:: RECORD EXTRACTS ::

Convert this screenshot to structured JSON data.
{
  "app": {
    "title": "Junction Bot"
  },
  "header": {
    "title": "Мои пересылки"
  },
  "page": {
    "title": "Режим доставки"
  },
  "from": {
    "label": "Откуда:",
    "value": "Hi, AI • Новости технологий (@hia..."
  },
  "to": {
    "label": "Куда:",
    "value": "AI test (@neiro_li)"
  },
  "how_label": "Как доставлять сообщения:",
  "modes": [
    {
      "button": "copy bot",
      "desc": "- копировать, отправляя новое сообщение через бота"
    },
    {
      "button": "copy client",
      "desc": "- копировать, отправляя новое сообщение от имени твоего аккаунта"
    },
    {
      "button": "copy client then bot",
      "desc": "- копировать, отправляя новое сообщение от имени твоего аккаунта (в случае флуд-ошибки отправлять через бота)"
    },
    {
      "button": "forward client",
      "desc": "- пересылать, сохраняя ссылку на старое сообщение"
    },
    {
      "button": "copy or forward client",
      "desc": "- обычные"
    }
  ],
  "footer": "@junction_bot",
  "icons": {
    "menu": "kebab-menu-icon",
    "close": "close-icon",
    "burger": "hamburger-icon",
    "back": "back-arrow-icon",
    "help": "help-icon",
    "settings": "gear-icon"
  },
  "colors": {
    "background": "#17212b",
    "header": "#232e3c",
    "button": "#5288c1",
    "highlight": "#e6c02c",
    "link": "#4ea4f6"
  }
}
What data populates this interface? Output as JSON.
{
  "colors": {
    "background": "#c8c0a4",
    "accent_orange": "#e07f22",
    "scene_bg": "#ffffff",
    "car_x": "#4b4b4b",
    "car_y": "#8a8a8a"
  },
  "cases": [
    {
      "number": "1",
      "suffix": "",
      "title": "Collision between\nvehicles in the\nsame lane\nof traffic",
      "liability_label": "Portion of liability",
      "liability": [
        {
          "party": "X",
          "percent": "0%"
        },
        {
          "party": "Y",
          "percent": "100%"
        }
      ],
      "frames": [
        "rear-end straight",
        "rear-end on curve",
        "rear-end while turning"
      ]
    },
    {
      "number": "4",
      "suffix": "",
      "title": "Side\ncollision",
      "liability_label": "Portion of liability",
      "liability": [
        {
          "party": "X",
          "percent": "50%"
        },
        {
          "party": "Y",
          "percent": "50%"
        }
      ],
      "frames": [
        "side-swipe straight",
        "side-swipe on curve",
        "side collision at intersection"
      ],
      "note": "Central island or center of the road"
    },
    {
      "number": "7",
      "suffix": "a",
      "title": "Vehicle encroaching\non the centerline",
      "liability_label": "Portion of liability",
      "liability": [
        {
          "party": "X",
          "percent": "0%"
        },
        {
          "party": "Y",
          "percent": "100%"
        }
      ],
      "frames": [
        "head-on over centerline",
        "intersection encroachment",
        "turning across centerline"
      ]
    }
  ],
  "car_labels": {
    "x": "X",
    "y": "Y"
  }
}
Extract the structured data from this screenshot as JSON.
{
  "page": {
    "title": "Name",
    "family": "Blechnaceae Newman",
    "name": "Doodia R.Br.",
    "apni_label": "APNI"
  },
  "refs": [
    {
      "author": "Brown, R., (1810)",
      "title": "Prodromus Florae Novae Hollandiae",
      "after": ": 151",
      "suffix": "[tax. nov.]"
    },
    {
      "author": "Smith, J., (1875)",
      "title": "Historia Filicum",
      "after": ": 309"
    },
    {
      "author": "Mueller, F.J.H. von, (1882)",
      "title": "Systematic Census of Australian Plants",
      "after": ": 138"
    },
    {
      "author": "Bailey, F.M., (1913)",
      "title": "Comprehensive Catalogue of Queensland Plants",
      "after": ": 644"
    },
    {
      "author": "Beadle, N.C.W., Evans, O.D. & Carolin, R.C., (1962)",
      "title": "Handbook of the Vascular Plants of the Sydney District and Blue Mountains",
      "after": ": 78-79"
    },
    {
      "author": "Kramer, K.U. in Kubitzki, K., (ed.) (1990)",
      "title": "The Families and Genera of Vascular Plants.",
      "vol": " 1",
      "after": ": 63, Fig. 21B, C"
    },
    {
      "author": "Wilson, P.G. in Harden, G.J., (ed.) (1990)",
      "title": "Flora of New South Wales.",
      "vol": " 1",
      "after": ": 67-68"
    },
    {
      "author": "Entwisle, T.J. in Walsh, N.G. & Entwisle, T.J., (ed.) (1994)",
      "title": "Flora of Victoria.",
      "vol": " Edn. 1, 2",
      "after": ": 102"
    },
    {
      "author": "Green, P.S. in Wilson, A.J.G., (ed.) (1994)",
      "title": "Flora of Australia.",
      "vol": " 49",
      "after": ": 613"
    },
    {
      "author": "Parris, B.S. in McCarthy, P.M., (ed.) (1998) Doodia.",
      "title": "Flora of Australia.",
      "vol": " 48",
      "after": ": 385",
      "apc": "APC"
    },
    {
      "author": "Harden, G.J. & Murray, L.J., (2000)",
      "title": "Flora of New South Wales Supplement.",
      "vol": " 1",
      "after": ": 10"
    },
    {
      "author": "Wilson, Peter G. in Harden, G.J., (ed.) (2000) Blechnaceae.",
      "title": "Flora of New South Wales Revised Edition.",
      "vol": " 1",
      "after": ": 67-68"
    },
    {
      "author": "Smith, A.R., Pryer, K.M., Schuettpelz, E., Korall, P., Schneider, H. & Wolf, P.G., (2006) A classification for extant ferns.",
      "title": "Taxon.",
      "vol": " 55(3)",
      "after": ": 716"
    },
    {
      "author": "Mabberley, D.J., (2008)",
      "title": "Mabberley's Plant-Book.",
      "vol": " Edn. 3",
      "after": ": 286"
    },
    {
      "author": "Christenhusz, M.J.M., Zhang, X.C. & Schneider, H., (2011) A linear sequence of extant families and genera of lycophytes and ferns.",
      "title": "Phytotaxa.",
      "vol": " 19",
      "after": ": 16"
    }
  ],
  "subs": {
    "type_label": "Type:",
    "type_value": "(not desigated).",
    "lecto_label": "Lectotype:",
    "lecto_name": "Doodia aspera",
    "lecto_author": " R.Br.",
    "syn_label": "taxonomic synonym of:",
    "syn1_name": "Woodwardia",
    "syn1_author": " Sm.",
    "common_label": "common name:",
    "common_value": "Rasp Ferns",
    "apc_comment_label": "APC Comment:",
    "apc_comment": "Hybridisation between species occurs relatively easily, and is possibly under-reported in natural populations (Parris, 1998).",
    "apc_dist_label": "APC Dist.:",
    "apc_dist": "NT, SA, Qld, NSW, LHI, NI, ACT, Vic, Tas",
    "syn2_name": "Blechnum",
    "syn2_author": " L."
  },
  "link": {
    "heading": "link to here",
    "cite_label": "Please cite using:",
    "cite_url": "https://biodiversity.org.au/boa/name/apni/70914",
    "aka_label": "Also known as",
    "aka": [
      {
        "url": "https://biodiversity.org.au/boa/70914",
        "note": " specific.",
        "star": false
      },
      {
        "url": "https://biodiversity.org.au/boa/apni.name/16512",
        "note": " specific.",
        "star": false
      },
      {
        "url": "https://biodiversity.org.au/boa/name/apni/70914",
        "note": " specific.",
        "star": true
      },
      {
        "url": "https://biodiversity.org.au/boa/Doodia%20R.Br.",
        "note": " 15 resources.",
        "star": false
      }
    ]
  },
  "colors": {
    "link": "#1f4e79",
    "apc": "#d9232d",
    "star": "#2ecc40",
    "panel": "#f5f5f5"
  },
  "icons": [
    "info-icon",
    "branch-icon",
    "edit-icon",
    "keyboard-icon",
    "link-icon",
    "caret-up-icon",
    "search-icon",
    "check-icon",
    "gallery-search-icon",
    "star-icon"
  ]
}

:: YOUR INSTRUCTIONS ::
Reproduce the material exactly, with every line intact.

:: RESULT FOR THIS TASK ::
Convert this screenshot to structured JSON data.
{
  "app": {
    "title": "Junction Bot"
  },
  "header": {
    "title": "Мои пересылки"
  },
  "page": {
    "title": "Режим доставки"
  },
  "from": {
    "label": "Откуда:",
    "value": "Hi, AI • Новости технологий (@hia..."
  },
  "to": {
    "label": "Куда:",
    "value": "AI test (@neiro_li)"
  },
  "how_label": "Как доставлять сообщения:",
  "modes": [
    {
      "button": "copy bot",
      "desc": "- копировать, отправляя новое сообщение через бота"
    },
    {
      "button": "copy client",
      "desc": "- копировать, отправляя новое сообщение от имени твоего аккаунта"
    },
    {
      "button": "copy client then bot",
      "desc": "- копировать, отправляя новое сообщение от имени твоего аккаунта (в случае флуд-ошибки отправлять через бота)"
    },
    {
      "button": "forward client",
      "desc": "- пересылать, сохраняя ссылку на старое сообщение"
    },
    {
      "button": "copy or forward client",
      "desc": "- обычные"
    }
  ],
  "footer": "@junction_bot",
  "icons": {
    "menu": "kebab-menu-icon",
    "close": "close-icon",
    "burger": "hamburger-icon",
    "back": "back-arrow-icon",
    "help": "help-icon",
    "settings": "gear-icon"
  },
  "colors": {
    "background": "#17212b",
    "header": "#232e3c",
    "button": "#5288c1",
    "highlight": "#e6c02c",
    "link": "#4ea4f6"
  }
}
What data populates this interface? Output as JSON.
{
  "colors": {
    "background": "#c8c0a4",
    "accent_orange": "#e07f22",
    "scene_bg": "#ffffff",
    "car_x": "#4b4b4b",
    "car_y": "#8a8a8a"
  },
  "cases": [
    {
      "number": "1",
      "suffix": "",
      "title": "Collision between\nvehicles in the\nsame lane\nof traffic",
      "liability_label": "Portion of liability",
      "liability": [
        {
          "party": "X",
          "percent": "0%"
        },
        {
          "party": "Y",
          "percent": "100%"
        }
      ],
      "frames": [
        "rear-end straight",
        "rear-end on curve",
        "rear-end while turning"
      ]
    },
    {
      "number": "4",
      "suffix": "",
      "title": "Side\ncollision",
      "liability_label": "Portion of liability",
      "liability": [
        {
          "party": "X",
          "percent": "50%"
        },
        {
          "party": "Y",
          "percent": "50%"
        }
      ],
      "frames": [
        "side-swipe straight",
        "side-swipe on curve",
        "side collision at intersection"
      ],
      "note": "Central island or center of the road"
    },
    {
      "number": "7",
      "suffix": "a",
      "title": "Vehicle encroaching\non the centerline",
      "liability_label": "Portion of liability",
      "liability": [
        {
          "party": "X",
          "percent": "0%"
        },
        {
          "party": "Y",
          "percent": "100%"
        }
      ],
      "frames": [
        "head-on over centerline",
        "intersection encroachment",
        "turning across centerline"
      ]
    }
  ],
  "car_labels": {
    "x": "X",
    "y": "Y"
  }
}
Extract the structured data from this screenshot as JSON.
{
  "page": {
    "title": "Name",
    "family": "Blechnaceae Newman",
    "name": "Doodia R.Br.",
    "apni_label": "APNI"
  },
  "refs": [
    {
      "author": "Brown, R., (1810)",
      "title": "Prodromus Florae Novae Hollandiae",
      "after": ": 151",
      "suffix": "[tax. nov.]"
    },
    {
      "author": "Smith, J., (1875)",
      "title": "Historia Filicum",
      "after": ": 309"
    },
    {
      "author": "Mueller, F.J.H. von, (1882)",
      "title": "Systematic Census of Australian Plants",
      "after": ": 138"
    },
    {
      "author": "Bailey, F.M., (1913)",
      "title": "Comprehensive Catalogue of Queensland Plants",
      "after": ": 644"
    },
    {
      "author": "Beadle, N.C.W., Evans, O.D. & Carolin, R.C., (1962)",
      "title": "Handbook of the Vascular Plants of the Sydney District and Blue Mountains",
      "after": ": 78-79"
    },
    {
      "author": "Kramer, K.U. in Kubitzki, K., (ed.) (1990)",
      "title": "The Families and Genera of Vascular Plants.",
      "vol": " 1",
      "after": ": 63, Fig. 21B, C"
    },
    {
      "author": "Wilson, P.G. in Harden, G.J., (ed.) (1990)",
      "title": "Flora of New South Wales.",
      "vol": " 1",
      "after": ": 67-68"
    },
    {
      "author": "Entwisle, T.J. in Walsh, N.G. & Entwisle, T.J., (ed.) (1994)",
      "title": "Flora of Victoria.",
      "vol": " Edn. 1, 2",
      "after": ": 102"
    },
    {
      "author": "Green, P.S. in Wilson, A.J.G., (ed.) (1994)",
      "title": "Flora of Australia.",
      "vol": " 49",
      "after": ": 613"
    },
    {
      "author": "Parris, B.S. in McCarthy, P.M., (ed.) (1998) Doodia.",
      "title": "Flora of Australia.",
      "vol": " 48",
      "after": ": 385",
      "apc": "APC"
    },
    {
      "author": "Harden, G.J. & Murray, L.J., (2000)",
      "title": "Flora of New South Wales Supplement.",
      "vol": " 1",
      "after": ": 10"
    },
    {
      "author": "Wilson, Peter G. in Harden, G.J., (ed.) (2000) Blechnaceae.",
      "title": "Flora of New South Wales Revised Edition.",
      "vol": " 1",
      "after": ": 67-68"
    },
    {
      "author": "Smith, A.R., Pryer, K.M., Schuettpelz, E., Korall, P., Schneider, H. & Wolf, P.G., (2006) A classification for extant ferns.",
      "title": "Taxon.",
      "vol": " 55(3)",
      "after": ": 716"
    },
    {
      "author": "Mabberley, D.J., (2008)",
      "title": "Mabberley's Plant-Book.",
      "vol": " Edn. 3",
      "after": ": 286"
    },
    {
      "author": "Christenhusz, M.J.M., Zhang, X.C. & Schneider, H., (2011) A linear sequence of extant families and genera of lycophytes and ferns.",
      "title": "Phytotaxa.",
      "vol": " 19",
      "after": ": 16"
    }
  ],
  "subs": {
    "type_label": "Type:",
    "type_value": "(not desigated).",
    "lecto_label": "Lectotype:",
    "lecto_name": "Doodia aspera",
    "lecto_author": " R.Br.",
    "syn_label": "taxonomic synonym of:",
    "syn1_name": "Woodwardia",
    "syn1_author": " Sm.",
    "common_label": "common name:",
    "common_value": "Rasp Ferns",
    "apc_comment_label": "APC Comment:",
    "apc_comment": "Hybridisation between species occurs relatively easily, and is possibly under-reported in natural populations (Parris, 1998).",
    "apc_dist_label": "APC Dist.:",
    "apc_dist": "NT, SA, Qld, NSW, LHI, NI, ACT, Vic, Tas",
    "syn2_name": "Blechnum",
    "syn2_author": " L."
  },
  "link": {
    "heading": "link to here",
    "cite_label": "Please cite using:",
    "cite_url": "https://biodiversity.org.au/boa/name/apni/70914",
    "aka_label": "Also known as",
    "aka": [
      {
        "url": "https://biodiversity.org.au/boa/70914",
        "note": " specific.",
        "star": false
      },
      {
        "url": "https://biodiversity.org.au/boa/apni.name/16512",
        "note": " specific.",
        "star": false
      },
      {
        "url": "https://biodiversity.org.au/boa/name/apni/70914",
        "note": " specific.",
        "star": true
      },
      {
        "url": "https://biodiversity.org.au/boa/Doodia%20R.Br.",
        "note": " 15 resources.",
        "star": false
      }
    ]
  },
  "colors": {
    "link": "#1f4e79",
    "apc": "#d9232d",
    "star": "#2ecc40",
    "panel": "#f5f5f5"
  },
  "icons": [
    "info-icon",
    "branch-icon",
    "edit-icon",
    "keyboard-icon",
    "link-icon",
    "caret-up-icon",
    "search-icon",
    "check-icon",
    "gallery-search-icon",
    "star-icon"
  ]
}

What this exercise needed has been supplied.